- Problems in Conservation Protection of Mining Pits (Including Provisions Regulating Conservation Protection in International Perspective and Their Absence, Search for Solutions).
- New Life of Forgotten Drifts.
- Resuming mining and production in historic mines and those with developed tourist facilities, including the ones on the UNESCO World Heritage List.
- Organisation of Tourism in Mines Still Operating as Extraction Facilities.
- Problems Related to Making an Underground Mining Facility Available for the Needs of Mass Tourism (Safety, Necessary Adaptations and Rebuilding, Ongoing Technical Maintenance: Ventilation, Lighting, Dewatering, etc.).
- Scientific Research and Organisation of Thematic Displays (Geology, Archaeology, History, Material Culture, Art, Technology).
- Establishment of Geological, Mining and Archaeological Reserves.
SESSION IV: Organisation of Underground Tourist Routes and Museum Space Formation: Authenticity or Creation?
- Preserving Authenticity of a Place vs. Enhancing Its Attractiveness.
- “Let Us Dig a Hole for Tourists” – Borders of Creation.
- Examples of Adaptation of Mining Pits for Display Purposes.
- Methods of Procuring Exhibits and Extension of Museum Collections. Problem of Collection Loss for the Sake of Other Museums.
- Modes of Presenting Rare and Untypical Technique Facilities in Underground Displays. In Situ Objects or New Locations?
- Keeping Up with Modernity: Multimedia in the Underground Museum and Modes of Enhancing Attractiveness of Underground Mining Displays.
- Narrative in an Underground Museum: How to Tell the Story of a Place?
- Using Post-Industrial Facilities on the Surface and Shaping the Direct Vicinity of Underground Museums.
- Various Needs of Various Tourist Groups.

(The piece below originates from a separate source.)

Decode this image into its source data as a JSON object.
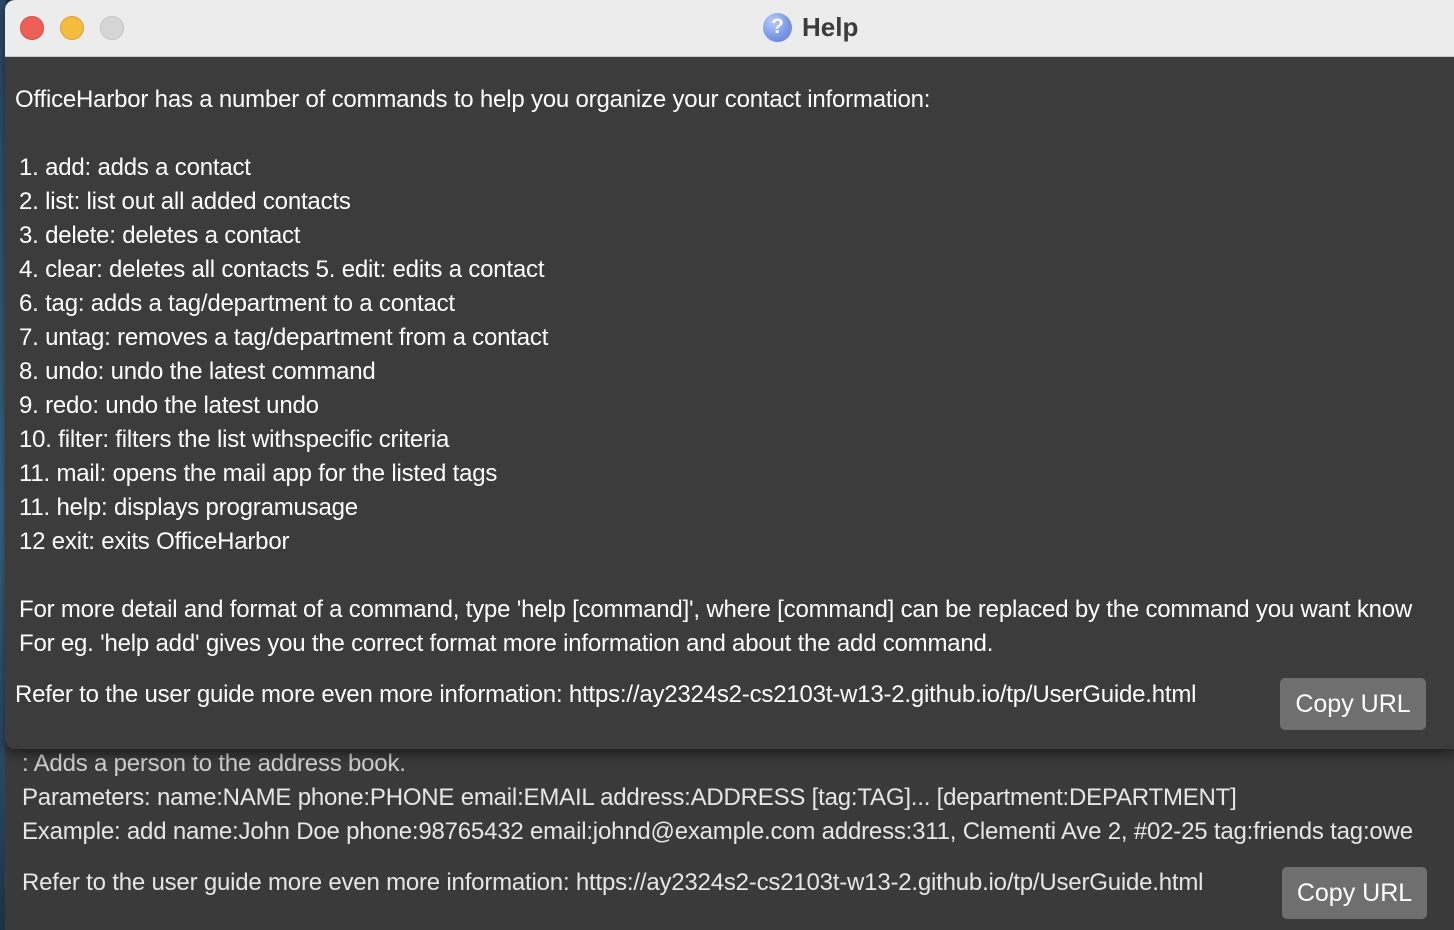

Should Their Expectations Be Taken into Account During Preparation of an Underground Display?
SESSION V: Educational Role of Mining Museums and Their Functioning in Local Communities
- Mines as Educational Facilities and Their Role in Popularisation of Mining and Technical Subjects.
- A Mine as a Venue for Events, Entertainment and Leisure Time.
- Establishment of Mining Museums and Underground Displays as a Response to Local Social Problems and Development Opportunity for the Whole Region.
- Marketing Strategies and Effective Promotion of Underground Mining Museums.
- Associations of Mining Museums, Trans-border Routes of Mining Heritage: Their Role and Perspectives of International Cooperation.
- Borders of Virtual Availability of Underground Museums (Digitisation, Websites, Mobile Apps, etc.).
SESSION VI: Ethical Aspects and Good Practice in Maintaining Balance Between Protection, Education, Making Underground Tourist Routes Available to Tourists and Making Profit on Them.
- Mission of Mining Museums: Protection of Natural, Technical and Intangible Heritage.
- Various Perception of Problems: Manager of a Place, Miner, Museum Employee, Marketing Specialist?
- Borders of Commercialisation: a Tourist Product vs. Cultural Heritage.
- Successes and Failures in the Functioning of Mining Museums and Underground Displays: Case Studies.
- Where are We Heading To? Evaluation of Recent Transformations, Perspectives and Threats.